The escalating violence in Syria makes it easy to understand Sweden’s overall rate of positive decisions of 34% in 2012 about asylum seekers (Person in need of protection), compared to 28% in the European Union at large.

Apart from asylum seekers, Sweden also has the largest and one of the oldest refugee resettlement programs in the European Union, dating back to 1950.
Thanks to this program, the Swedish Parliament establishes an annual refugee quota and designates funding for the resettlement of between 1,700 and 1,900 persons in need of protection each year.
Municipality participation in receiving refugees is voluntary.

Participating municipalities receive a standard grant of EUR 9,100 (82,200 SEK) per adult or children received, and EUR 5700 (51,400 SEK) for individuals aged 65 or over, for a two-year period.
Södertälje, a town of about 80,000 people, since the mid-2000s has taken in more Iraqi refugees than the United States and Canada combined.
Södertälje has the third biggest percentage of foreign born population in Sweden, following only  Haparanda (close to the finnish borders) and Botkyrka.


Table 2. Percentage of Foreign Born in Swedish municipalities, 2012
Municipality (Kommun) % of foreign born
Haparanda 40
Botkyrka 39
Södertälje 34
Malmö 31
Huddinge 27

Source: Statistics Sweden.

Overall, from the 1970s onward, humanitarian migration and family reunification have consistently outpaced all other forms of migration to Sweden.
Except for movements from other EU countries, labor migration was an insignificant part of migration flows until 2008, when the new legislation created an employer-driven labor immigration policy.

The main reason for the reform was “first, the recognition that labour shortages in Sweden could not be filled by people living in Sweden or in other EU countries.
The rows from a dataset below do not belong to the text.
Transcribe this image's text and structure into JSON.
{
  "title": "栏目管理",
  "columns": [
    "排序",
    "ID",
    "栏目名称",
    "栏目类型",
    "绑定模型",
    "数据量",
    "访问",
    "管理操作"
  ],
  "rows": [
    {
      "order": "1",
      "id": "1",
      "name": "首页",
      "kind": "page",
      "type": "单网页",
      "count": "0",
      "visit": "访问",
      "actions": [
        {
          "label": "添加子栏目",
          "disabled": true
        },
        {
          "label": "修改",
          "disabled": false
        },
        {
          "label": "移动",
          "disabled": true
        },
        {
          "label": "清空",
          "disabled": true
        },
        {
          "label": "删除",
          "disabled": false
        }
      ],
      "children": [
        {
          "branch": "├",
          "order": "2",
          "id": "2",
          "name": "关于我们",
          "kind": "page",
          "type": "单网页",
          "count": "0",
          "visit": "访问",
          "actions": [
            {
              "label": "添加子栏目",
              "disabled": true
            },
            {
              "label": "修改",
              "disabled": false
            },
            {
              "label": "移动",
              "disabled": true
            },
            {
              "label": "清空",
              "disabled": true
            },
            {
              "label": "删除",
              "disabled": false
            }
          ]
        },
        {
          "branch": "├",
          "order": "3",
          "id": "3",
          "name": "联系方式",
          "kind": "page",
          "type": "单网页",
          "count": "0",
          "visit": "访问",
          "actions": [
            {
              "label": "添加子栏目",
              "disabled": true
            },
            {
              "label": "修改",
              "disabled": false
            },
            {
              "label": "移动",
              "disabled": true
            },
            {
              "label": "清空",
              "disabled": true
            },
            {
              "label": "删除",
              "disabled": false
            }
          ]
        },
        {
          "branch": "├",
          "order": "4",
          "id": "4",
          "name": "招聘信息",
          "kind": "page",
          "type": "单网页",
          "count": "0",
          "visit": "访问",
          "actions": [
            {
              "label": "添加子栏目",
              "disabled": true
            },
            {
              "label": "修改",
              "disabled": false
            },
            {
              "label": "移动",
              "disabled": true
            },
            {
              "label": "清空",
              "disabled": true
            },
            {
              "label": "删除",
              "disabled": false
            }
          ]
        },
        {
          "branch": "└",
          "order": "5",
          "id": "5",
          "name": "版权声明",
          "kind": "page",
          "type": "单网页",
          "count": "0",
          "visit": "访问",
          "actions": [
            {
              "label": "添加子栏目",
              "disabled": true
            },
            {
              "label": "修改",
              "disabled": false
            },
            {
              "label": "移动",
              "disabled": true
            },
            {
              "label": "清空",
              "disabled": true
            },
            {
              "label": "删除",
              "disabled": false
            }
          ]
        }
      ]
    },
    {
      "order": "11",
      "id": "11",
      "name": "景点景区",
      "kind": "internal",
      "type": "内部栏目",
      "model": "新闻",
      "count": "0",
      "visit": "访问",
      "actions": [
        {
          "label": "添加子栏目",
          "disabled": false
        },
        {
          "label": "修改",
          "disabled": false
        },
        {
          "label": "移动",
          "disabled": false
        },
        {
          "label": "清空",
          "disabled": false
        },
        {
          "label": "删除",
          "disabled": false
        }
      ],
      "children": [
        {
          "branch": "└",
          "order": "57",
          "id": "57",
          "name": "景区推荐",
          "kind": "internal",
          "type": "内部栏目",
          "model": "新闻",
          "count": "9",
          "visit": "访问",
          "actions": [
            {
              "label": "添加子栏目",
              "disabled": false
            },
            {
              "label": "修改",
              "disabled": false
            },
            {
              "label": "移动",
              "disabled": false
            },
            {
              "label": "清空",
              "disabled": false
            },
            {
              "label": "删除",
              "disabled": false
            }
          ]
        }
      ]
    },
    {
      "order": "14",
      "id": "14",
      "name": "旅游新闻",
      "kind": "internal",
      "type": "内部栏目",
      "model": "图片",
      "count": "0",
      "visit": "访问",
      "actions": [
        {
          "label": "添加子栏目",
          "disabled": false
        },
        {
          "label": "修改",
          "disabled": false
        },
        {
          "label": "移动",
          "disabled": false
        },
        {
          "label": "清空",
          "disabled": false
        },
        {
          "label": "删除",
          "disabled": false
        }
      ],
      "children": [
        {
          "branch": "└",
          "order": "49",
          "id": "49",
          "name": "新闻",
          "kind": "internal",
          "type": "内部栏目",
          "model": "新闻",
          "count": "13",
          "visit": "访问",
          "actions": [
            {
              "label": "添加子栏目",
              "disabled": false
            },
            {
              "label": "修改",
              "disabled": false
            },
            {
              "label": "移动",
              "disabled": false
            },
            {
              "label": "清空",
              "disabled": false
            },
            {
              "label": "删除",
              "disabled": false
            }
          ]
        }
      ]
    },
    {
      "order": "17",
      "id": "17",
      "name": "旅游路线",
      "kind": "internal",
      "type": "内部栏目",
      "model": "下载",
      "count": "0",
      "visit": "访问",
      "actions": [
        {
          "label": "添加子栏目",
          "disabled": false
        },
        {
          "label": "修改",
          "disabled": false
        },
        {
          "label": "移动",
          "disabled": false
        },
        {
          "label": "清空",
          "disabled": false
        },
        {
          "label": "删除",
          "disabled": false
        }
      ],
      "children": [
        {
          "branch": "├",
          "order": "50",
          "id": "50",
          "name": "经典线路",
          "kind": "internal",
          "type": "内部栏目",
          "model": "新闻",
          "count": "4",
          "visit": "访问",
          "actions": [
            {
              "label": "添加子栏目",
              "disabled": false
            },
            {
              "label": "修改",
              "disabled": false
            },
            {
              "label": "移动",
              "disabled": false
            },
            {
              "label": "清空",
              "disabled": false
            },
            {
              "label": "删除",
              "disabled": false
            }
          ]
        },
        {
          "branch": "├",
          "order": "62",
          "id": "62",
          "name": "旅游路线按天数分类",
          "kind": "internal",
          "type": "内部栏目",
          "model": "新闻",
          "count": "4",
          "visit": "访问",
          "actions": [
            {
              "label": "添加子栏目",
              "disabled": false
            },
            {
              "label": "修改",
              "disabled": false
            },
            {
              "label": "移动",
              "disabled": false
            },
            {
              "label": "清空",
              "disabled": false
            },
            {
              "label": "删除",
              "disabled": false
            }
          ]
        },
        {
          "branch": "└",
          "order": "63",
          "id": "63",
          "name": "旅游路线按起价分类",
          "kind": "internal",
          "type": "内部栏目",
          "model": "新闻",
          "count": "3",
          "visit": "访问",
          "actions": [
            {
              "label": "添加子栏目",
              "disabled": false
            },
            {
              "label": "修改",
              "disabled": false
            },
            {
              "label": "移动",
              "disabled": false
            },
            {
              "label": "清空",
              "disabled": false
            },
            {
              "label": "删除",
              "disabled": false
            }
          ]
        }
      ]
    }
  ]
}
Second, the population was rapidly getting older, and fewer people of working age would have to support an increasing percentage of the population in the near future”.

The new system allows employers to recruit third-country nationals for jobs if they cannot find Swedes or EU nationals to fill the roles.
As a result, labor migration has increased recently, but humanitarian and family reunification movements together still comprise the majority of Sweden’s immigration flows.

My name is Gianluca Romano Palumbo, from Rome-Italy. This blog is written from my perspective as an immigrant in Sweden and aims at explaining the actual situation and the problems connected to the process of integration in Sweden.I have a Bachelor degree in Political Science and International Relations. My thesis was on the history of Swedish Parliament (Riksdagen) through the centuries. This subject impressed me for its democratic and pluralistic features so much as to make me move to Stockholm.

My Master degree is in Science for Cooperation and International Development.

Gianluca Romano Palumbo (political researcher @ Dance for Love)

E-mail: rogianlucamano (at) hotmail (dot) it (for any question)